This doesn’t even account for the situation where you’re leaving the network insecure after a rushed parameter change. If Zcash just happens to be less profitable to mine at that time profit-driven GPU miners won’t be interested in mining zec.
I think you’re vastly underestimating hardware manufacturers. Keep in mind that Bitmain made more than Nvidia last year. They have access to anything Nvidia can put on a GPU, including more memory.
Some interesting facts from the Bitmain IPO paper, it’s all over an interesting read.
Bitmain has launched a mining machine for Ethereum - the world’s second-largest market capitalization virtual currency. A new generation of product is under development at the same time. Mining machines for other virtual currencies are also under research and development.
They can add memory but gap between GPU and ASIC hashrate would be much much less because you cant make memory bandwidth much better then GPUs already have …when you have such low memory requirements like now 144 memory bandwidth makes no difference …also ASIC would be much more expensive to manufacture (Z9 mini would need 50 gb off ram) so Bitmain would have much less profit margin…now i dont thing Z9 mini is more then 200$ to produce and people were paying here 2500$ with shipping and customs witch make bitmain more strong.
Even Bitcoin and LTC are mined by secret ASIC or you really thing Bitmain does not have anything better then 2 year old S9 for them .
You really believe in this …that company would invest 500 million $ in mining facility in Texas if they had tiny revenue from mining
They say they have 3-4 billion pure profit for one year…even if they sold 2 million ASIC with 1000$ average price and even it cost them 0 to produce that is 2 billion $…where is rest …and rest is from mining .
Off course there is …same for LTC …you cant buy ASIC that is profitable for LTC because they want sell you…its strategy to drive other miners out (after taking they money for ASICs) and then all new created coins go to them only

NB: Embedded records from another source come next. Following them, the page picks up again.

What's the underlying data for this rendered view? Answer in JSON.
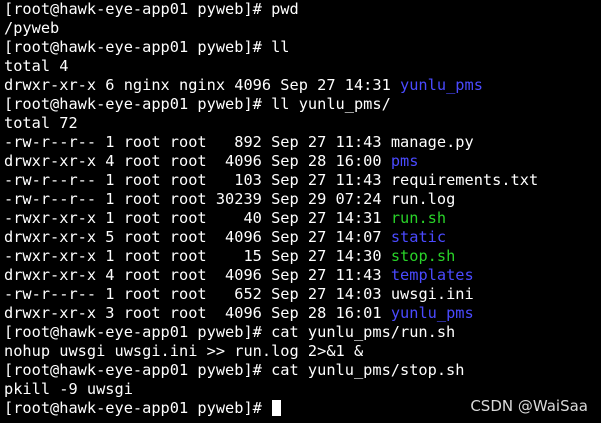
{
  "terminal": {
    "lines": [
      {
        "text": "[root@hawk-eye-app01 pyweb]# pwd"
      },
      {
        "text": "/pyweb"
      },
      {
        "text": "[root@hawk-eye-app01 pyweb]# ll"
      },
      {
        "text": "total 4"
      },
      {
        "text": "drwxr-xr-x 6 nginx nginx 4096 Sep 27 14:31 ",
        "name": "yunlu_pms",
        "kind": "dir"
      },
      {
        "text": "[root@hawk-eye-app01 pyweb]# ll yunlu_pms/"
      },
      {
        "text": "total 72"
      },
      {
        "text": "-rw-r--r-- 1 root root   892 Sep 27 11:43 ",
        "name": "manage.py",
        "kind": "file"
      },
      {
        "text": "drwxr-xr-x 4 root root  4096 Sep 28 16:00 ",
        "name": "pms",
        "kind": "dir"
      },
      {
        "text": "-rw-r--r-- 1 root root   103 Sep 27 11:43 ",
        "name": "requirements.txt",
        "kind": "file"
      },
      {
        "text": "-rw-r--r-- 1 root root 30239 Sep 29 07:24 ",
        "name": "run.log",
        "kind": "file"
      },
      {
        "text": "-rwxr-xr-x 1 root root    40 Sep 27 14:31 ",
        "name": "run.sh",
        "kind": "exec"
      },
      {
        "text": "drwxr-xr-x 5 root root  4096 Sep 27 14:07 ",
        "name": "static",
        "kind": "dir"
      },
      {
        "text": "-rwxr-xr-x 1 root root    15 Sep 27 14:30 ",
        "name": "stop.sh",
        "kind": "exec"
      },
      {
        "text": "drwxr-xr-x 4 root root  4096 Sep 27 11:43 ",
        "name": "templates",
        "kind": "dir"
      },
      {
        "text": "-rw-r--r-- 1 root root   652 Sep 27 14:03 ",
        "name": "uwsgi.ini",
        "kind": "file"
      },
      {
        "text": "drwxr-xr-x 3 root root  4096 Sep 28 16:01 ",
        "name": "yunlu_pms",
        "kind": "dir"
      },
      {
        "text": "[root@hawk-eye-app01 pyweb]# cat yunlu_pms/run.sh"
      },
      {
        "text": "nohup uwsgi uwsgi.ini >> run.log 2>&1 &"
      },
      {
        "text": "[root@hawk-eye-app01 pyweb]# cat yunlu_pms/stop.sh"
      },
      {
        "text": "pkill -9 uwsgi"
      },
      {
        "text": "[root@hawk-eye-app01 pyweb]# ",
        "cursor": true
      }
    ]
  },
  "watermark": "CSDN @WaiSaa",
  "colors": {
    "background": "#000000",
    "text": "#ffffff",
    "directory": "#4a4aff",
    "executable": "#29d229"
  }
}
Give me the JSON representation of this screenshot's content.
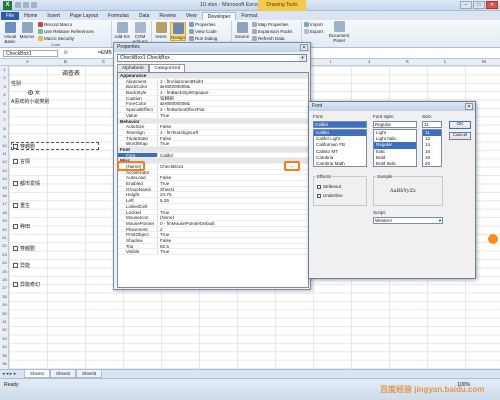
{
  "window": {
    "app_icon": "X",
    "title": "10.xlsx - Microsoft Excel",
    "context_tab": "Drawing Tools",
    "controls": [
      "–",
      "□",
      "✕"
    ]
  },
  "ribbon_tabs": [
    "File",
    "Home",
    "Insert",
    "Page Layout",
    "Formulas",
    "Data",
    "Review",
    "View",
    "Developer",
    "Format"
  ],
  "ribbon": {
    "visual_basic": "Visual Basic",
    "macros": "Macros",
    "record_macro": "Record Macro",
    "relative_refs": "Use Relative References",
    "macro_security": "Macro Security",
    "code_group": "Code",
    "add_ins": "Add-Ins",
    "com_add_ins": "COM Add-Ins",
    "insert": "Insert",
    "design": "Design",
    "properties": "Properties",
    "view_code": "View Code",
    "run_dialog": "Run Dialog",
    "source": "Source",
    "map_properties": "Map Properties",
    "expansion_packs": "Expansion Packs",
    "refresh_data": "Refresh Data",
    "import": "Import",
    "export": "Export",
    "document_panel": "Document Panel"
  },
  "formula_bar": {
    "name_box": "CheckBox1",
    "fx": "fx",
    "value": "=EMB"
  },
  "sheet": {
    "columns": [
      "A",
      "B",
      "C",
      "D",
      "E",
      "F",
      "G",
      "H",
      "I",
      "J",
      "K",
      "L",
      "M"
    ],
    "rows": [
      "1",
      "2",
      "3",
      "4",
      "5",
      "6",
      "7",
      "8",
      "9",
      "10",
      "11",
      "12",
      "13",
      "14",
      "15",
      "16",
      "17",
      "18",
      "19",
      "20",
      "21",
      "22",
      "23",
      "24",
      "25",
      "26",
      "27",
      "28",
      "29",
      "30",
      "31",
      "32",
      "33",
      "34",
      "35",
      "36"
    ],
    "title": "调查表",
    "gender_label": "性别",
    "radio_female": "女",
    "hobbies_prompt": "A喜欢的小说类别",
    "checkboxes": [
      "穿越剧",
      "言情",
      "都市爱情",
      "重生",
      "种田",
      "穿越剧",
      "异能",
      "异能奇幻"
    ]
  },
  "sheet_tabs": [
    "Sheet1",
    "Sheet2",
    "Sheet3"
  ],
  "status": {
    "ready": "Ready",
    "zoom": "100%"
  },
  "properties": {
    "title": "Properties",
    "object": "CheckBox1 CheckBox",
    "tabs": [
      "Alphabetic",
      "Categorized"
    ],
    "rows": [
      {
        "cat": "Appearance"
      },
      {
        "name": "Alignment",
        "value": "1 - fmAlignmentRight"
      },
      {
        "name": "BackColor",
        "value": "&H80000005&"
      },
      {
        "name": "BackStyle",
        "value": "1 - fmBackStyleOpaque"
      },
      {
        "name": "Caption",
        "value": "穿越剧"
      },
      {
        "name": "ForeColor",
        "value": "&H80000008&"
      },
      {
        "name": "SpecialEffect",
        "value": "2 - fmButtonEffectFlat"
      },
      {
        "name": "Value",
        "value": "True"
      },
      {
        "cat": "Behavior"
      },
      {
        "name": "AutoSize",
        "value": "False"
      },
      {
        "name": "TextAlign",
        "value": "1 - fmTextAlignLeft"
      },
      {
        "name": "TripleState",
        "value": "False"
      },
      {
        "name": "WordWrap",
        "value": "True"
      },
      {
        "cat": "Font"
      },
      {
        "name": "Font",
        "value": "Calibri",
        "sel": true
      },
      {
        "cat": "Misc"
      },
      {
        "name": "(Name)",
        "value": "CheckBox1"
      },
      {
        "name": "Accelerator",
        "value": ""
      },
      {
        "name": "AutoLoad",
        "value": "False"
      },
      {
        "name": "Enabled",
        "value": "True"
      },
      {
        "name": "GroupName",
        "value": "Sheet1"
      },
      {
        "name": "Height",
        "value": "24.75"
      },
      {
        "name": "Left",
        "value": "5.25"
      },
      {
        "name": "LinkedCell",
        "value": ""
      },
      {
        "name": "Locked",
        "value": "True"
      },
      {
        "name": "MouseIcon",
        "value": "(None)"
      },
      {
        "name": "MousePointer",
        "value": "0 - fmMousePointerDefault"
      },
      {
        "name": "Placement",
        "value": "2"
      },
      {
        "name": "PrintObject",
        "value": "True"
      },
      {
        "name": "Shadow",
        "value": "False"
      },
      {
        "name": "Top",
        "value": "82.5"
      },
      {
        "name": "Visible",
        "value": "True"
      }
    ],
    "ellipsis": "..."
  },
  "font_dialog": {
    "title": "Font",
    "font_label": "Font:",
    "font_value": "Calibri",
    "fonts": [
      "Calibri",
      "Calibri Light",
      "Californian FB",
      "Calisto MT",
      "Cambria",
      "Cambria Math"
    ],
    "style_label": "Font style:",
    "style_value": "Regular",
    "styles": [
      "Light",
      "Light Italic",
      "Regular",
      "Italic",
      "Bold",
      "Bold Italic"
    ],
    "size_label": "Size:",
    "size_value": "11",
    "sizes": [
      "11",
      "12",
      "14",
      "16",
      "18",
      "20",
      "22"
    ],
    "ok": "OK",
    "cancel": "Cancel",
    "effects_label": "Effects",
    "strikeout": "Strikeout",
    "underline": "Underline",
    "sample_label": "Sample",
    "sample_text": "AaBbYyZz",
    "script_label": "Script:",
    "script_value": "Western"
  },
  "watermark": "百度经验 jingyan.baidu.com",
  "colors": {
    "highlight": "#ff7a1a",
    "selection": "#3a6fc4",
    "file_tab": "#2a5ea8",
    "context_tab": "#f2c94c"
  }
}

actually i believe what i read and what makes sense and not that what is just in my head or fits a given agenda. Seems you didn’t read the IPO Paper, did you?
3.3% from crypto mining is for 2018, it was 7% in 2017 if i remember right. At that’s still a huge amount by the way.
The problem is that you are limited to see that Bitmain is making revenue/profit only by crypto mining and asic selling but that’s not the case, hence why you try to split the revnue only on mining & selling and that’s the reason your calculation will never fit, leave alone all the wrong numbers.
I’ve always liked the highly optimized open-hardware idea. Either that or switching to Ethash which we know can be GPU or ASIC mined (disclaimer: I don’t own an Ethash miner).
The market leading Antminer S9 was released two years ago in the summer of 2016. Could there be some new and highly efficient Bitcoin mining hardware which has been kept secret from the public?
I think this is likely (BSI Group). It’s a risk, but there is less of a performance jump going from ASIC to ASIC than from GPU to ASIC, so the risk is most likely smaller. Double sha256 miners are pretty optimized at this point. Maybe a 4x increase is the most we could potentially see over the S9. Innosilicon is selling a 25 TH/s/1500w.
My speculation on the continued hashrate jump is that there are a bunch of new mining private placement firms that have raised a bunch of money. I think they are speculating about a future price and trying to get ahead of it by building out infrastructure. I’ve seen one instance where these groups have many-year agreements for 1.5-2 cents per kWh electrical. With electricity that low, mining is still very profitable.
Further, we are in a pre-institutional money situation. Most larger investors are expecting a much higher BTC price after institutional money flows in over the next few years.